### What to work on
Say how many lines in the entries hold the string "JSON", giving the number by itself.

### Input for this task
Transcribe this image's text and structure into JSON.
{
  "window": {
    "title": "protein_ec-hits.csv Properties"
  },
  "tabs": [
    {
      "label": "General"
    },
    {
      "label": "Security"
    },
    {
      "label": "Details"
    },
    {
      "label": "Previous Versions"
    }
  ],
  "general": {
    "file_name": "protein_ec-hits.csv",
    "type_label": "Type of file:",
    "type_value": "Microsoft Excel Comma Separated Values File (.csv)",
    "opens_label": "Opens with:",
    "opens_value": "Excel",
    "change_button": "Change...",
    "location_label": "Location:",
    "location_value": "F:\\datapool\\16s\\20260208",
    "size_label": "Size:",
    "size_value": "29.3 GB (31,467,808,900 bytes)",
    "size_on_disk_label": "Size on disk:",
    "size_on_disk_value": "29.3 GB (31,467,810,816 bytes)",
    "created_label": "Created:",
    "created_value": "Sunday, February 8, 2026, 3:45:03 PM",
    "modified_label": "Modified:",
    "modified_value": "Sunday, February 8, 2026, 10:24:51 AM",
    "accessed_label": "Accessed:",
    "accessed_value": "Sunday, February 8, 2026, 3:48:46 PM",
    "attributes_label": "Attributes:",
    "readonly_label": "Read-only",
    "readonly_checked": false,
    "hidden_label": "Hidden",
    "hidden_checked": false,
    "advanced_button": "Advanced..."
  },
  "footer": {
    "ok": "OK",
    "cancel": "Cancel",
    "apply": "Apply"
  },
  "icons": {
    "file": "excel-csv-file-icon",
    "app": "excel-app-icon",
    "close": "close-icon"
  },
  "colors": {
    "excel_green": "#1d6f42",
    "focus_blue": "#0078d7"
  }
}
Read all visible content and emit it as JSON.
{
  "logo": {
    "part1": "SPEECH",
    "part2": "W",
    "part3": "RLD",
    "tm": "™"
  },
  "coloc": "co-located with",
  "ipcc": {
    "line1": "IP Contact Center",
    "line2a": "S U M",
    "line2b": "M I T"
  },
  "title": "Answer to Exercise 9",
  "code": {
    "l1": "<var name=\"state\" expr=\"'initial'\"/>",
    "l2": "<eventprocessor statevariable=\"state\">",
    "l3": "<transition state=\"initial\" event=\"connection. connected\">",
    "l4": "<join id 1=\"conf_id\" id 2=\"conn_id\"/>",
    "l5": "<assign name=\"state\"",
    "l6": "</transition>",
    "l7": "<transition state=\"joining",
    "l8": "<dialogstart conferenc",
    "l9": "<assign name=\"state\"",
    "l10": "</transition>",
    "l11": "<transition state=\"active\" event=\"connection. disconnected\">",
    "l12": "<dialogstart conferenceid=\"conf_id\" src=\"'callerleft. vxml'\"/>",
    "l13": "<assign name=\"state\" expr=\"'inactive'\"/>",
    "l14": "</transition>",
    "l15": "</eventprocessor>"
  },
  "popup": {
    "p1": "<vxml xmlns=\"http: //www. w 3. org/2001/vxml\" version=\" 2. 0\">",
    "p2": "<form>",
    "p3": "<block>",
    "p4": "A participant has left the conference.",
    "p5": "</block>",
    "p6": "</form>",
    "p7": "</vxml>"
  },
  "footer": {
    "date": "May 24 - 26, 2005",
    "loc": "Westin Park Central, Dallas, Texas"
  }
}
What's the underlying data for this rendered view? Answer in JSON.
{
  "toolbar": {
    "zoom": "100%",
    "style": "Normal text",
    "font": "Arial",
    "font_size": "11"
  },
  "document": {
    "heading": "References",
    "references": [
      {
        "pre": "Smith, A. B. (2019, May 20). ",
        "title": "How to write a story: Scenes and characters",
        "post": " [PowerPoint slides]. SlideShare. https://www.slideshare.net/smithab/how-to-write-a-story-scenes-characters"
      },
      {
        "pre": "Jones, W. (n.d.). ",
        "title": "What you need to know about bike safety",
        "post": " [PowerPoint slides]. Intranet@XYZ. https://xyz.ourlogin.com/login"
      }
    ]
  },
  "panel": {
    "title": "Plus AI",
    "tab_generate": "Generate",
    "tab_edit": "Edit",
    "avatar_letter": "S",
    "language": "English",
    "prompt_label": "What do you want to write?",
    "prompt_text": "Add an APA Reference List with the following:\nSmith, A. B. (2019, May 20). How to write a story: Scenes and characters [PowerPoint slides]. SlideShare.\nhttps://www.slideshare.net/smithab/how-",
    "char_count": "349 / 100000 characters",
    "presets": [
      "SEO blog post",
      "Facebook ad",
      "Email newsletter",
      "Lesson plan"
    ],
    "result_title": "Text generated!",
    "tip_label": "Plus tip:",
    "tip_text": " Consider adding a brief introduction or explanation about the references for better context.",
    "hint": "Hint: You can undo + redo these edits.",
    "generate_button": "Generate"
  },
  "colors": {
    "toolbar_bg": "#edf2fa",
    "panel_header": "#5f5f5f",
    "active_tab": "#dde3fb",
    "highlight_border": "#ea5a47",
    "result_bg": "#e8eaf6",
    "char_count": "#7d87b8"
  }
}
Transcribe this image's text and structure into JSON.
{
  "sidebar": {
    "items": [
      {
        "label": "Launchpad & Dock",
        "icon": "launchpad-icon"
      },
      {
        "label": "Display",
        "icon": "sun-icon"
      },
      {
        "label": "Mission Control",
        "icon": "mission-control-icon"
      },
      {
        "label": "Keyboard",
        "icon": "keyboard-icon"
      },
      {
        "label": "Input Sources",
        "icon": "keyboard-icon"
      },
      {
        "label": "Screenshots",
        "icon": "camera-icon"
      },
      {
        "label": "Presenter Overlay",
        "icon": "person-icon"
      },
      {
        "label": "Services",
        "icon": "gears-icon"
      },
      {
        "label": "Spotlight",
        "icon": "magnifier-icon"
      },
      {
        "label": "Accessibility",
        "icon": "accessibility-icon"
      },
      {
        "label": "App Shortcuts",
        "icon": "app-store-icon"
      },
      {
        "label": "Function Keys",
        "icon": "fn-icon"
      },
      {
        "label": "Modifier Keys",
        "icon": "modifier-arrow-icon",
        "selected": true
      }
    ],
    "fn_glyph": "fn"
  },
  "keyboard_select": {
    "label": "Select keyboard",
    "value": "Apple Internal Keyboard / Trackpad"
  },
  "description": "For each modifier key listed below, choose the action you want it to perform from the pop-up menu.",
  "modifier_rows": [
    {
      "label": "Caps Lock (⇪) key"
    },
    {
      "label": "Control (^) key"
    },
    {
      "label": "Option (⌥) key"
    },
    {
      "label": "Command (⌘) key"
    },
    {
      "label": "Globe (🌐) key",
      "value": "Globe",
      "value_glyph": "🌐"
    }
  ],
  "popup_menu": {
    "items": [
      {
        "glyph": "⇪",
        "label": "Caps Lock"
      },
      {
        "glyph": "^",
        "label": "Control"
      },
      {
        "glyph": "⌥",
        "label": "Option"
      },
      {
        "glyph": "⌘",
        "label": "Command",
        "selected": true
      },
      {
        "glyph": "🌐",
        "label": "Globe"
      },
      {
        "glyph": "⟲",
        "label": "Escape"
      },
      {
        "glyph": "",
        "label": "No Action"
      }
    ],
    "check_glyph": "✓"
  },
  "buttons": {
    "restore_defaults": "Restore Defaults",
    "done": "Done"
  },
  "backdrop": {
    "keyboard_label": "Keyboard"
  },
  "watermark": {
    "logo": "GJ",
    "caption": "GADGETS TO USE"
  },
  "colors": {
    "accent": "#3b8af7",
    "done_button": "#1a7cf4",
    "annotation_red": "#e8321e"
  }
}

### Finished exercise
4